Far out in the uncharted backwaters of the unfashionable end of BBC Online lies a gem of a website.
In 2001, the BBC acquired h2g2, then a precocious two-year-old website. BBC execs actually acquired more than the innovated software with which they jump-started BBC Online. Along with the software package came an opinionated online community and its product, that is, online content. Fact, fiction, prose, poetry, debates, photos, recipes and travelogues; the BBC got it all.
Almost ten years later to the day, the BBC announced that, as part of a cunning plan to do "fewer things better", h2g2 would be "disposed of".

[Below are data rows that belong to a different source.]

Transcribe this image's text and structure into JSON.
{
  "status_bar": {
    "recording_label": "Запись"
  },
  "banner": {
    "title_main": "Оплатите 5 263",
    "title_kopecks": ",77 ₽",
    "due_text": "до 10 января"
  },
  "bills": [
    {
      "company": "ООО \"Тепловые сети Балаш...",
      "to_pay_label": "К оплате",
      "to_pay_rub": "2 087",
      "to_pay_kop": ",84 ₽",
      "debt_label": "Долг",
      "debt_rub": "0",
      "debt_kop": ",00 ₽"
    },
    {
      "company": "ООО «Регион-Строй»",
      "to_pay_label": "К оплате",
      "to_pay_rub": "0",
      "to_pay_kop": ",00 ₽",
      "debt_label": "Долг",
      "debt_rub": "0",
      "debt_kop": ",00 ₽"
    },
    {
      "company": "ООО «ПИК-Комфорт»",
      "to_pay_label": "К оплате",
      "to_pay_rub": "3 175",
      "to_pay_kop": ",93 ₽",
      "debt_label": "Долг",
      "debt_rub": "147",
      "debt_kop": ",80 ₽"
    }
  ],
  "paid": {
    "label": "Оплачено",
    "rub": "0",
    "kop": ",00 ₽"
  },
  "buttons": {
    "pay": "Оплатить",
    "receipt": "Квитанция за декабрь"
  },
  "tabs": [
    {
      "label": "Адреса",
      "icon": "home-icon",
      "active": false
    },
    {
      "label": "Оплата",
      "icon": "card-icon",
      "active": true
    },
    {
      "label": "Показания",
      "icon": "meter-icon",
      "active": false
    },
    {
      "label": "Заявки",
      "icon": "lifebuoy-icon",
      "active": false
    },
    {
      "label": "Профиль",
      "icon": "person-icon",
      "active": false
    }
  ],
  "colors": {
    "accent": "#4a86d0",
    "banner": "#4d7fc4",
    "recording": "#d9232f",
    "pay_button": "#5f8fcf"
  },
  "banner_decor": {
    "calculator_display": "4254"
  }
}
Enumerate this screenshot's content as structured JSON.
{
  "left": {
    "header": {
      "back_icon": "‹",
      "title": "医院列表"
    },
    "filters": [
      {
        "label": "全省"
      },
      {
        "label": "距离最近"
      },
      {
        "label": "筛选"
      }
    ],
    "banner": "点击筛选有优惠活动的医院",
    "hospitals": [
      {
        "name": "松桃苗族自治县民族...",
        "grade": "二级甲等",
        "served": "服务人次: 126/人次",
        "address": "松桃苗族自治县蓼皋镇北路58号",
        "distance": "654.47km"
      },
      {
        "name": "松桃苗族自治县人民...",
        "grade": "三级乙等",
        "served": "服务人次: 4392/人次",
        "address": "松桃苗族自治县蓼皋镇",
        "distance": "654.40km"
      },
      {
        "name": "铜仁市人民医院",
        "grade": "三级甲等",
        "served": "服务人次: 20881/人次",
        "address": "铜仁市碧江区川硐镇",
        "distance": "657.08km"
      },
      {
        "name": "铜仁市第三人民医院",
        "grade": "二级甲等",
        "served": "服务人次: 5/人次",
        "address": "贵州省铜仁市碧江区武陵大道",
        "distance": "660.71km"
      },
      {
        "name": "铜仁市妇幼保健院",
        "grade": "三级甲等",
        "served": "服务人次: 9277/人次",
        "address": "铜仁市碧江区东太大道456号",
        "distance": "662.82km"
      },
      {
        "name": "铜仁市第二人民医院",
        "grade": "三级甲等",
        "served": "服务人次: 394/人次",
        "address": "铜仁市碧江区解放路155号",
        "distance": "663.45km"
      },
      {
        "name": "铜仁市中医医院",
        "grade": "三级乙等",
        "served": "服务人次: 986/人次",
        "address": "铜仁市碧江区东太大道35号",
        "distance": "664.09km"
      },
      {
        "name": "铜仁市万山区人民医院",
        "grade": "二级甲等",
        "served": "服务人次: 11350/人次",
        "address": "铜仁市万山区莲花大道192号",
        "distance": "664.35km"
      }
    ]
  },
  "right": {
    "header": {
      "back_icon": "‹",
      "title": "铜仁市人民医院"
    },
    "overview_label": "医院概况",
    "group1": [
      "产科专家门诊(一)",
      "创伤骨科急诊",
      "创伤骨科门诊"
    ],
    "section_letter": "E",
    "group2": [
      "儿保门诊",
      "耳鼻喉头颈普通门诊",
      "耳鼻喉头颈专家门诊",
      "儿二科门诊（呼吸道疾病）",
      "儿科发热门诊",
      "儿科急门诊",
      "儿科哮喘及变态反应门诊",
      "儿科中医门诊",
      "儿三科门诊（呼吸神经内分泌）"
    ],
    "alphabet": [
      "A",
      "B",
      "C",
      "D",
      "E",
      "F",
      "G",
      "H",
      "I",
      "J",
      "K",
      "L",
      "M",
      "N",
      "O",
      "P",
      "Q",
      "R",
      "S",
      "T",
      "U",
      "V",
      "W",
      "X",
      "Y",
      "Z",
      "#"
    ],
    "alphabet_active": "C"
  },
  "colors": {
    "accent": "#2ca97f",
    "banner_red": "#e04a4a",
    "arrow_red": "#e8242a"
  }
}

BBC executives must perceive some value in the diamond that is h2g2, because they want to find a buyer. Ultimately the BBC's h2g2 is a corporate product to be sold.
Our h2g2 is a sprawling universe, a well-stocked library, a literary magazine, a place to hone writing skills, a salon in which to discuss ideas and events, and a cozy pub. Cool, smart, articulate people live in our h2g2.
Since the BBC's January 24 announcement, our h2g2 has been a beehive of activity. Within two hours of the BBC's announcement, the h2g2 Community Consortium (h2g2c2) formed to ensure the survival of the site and its community. Less than a week later, h2g2c2 has over 200 members. Most are current or former contributing members, but some are h2g2 enthusiasts who have never logged on.
That's right, BBC execs. Your h2g2 is an asset with a price tag. Our h2g2 is a community of writers, readers, and fans.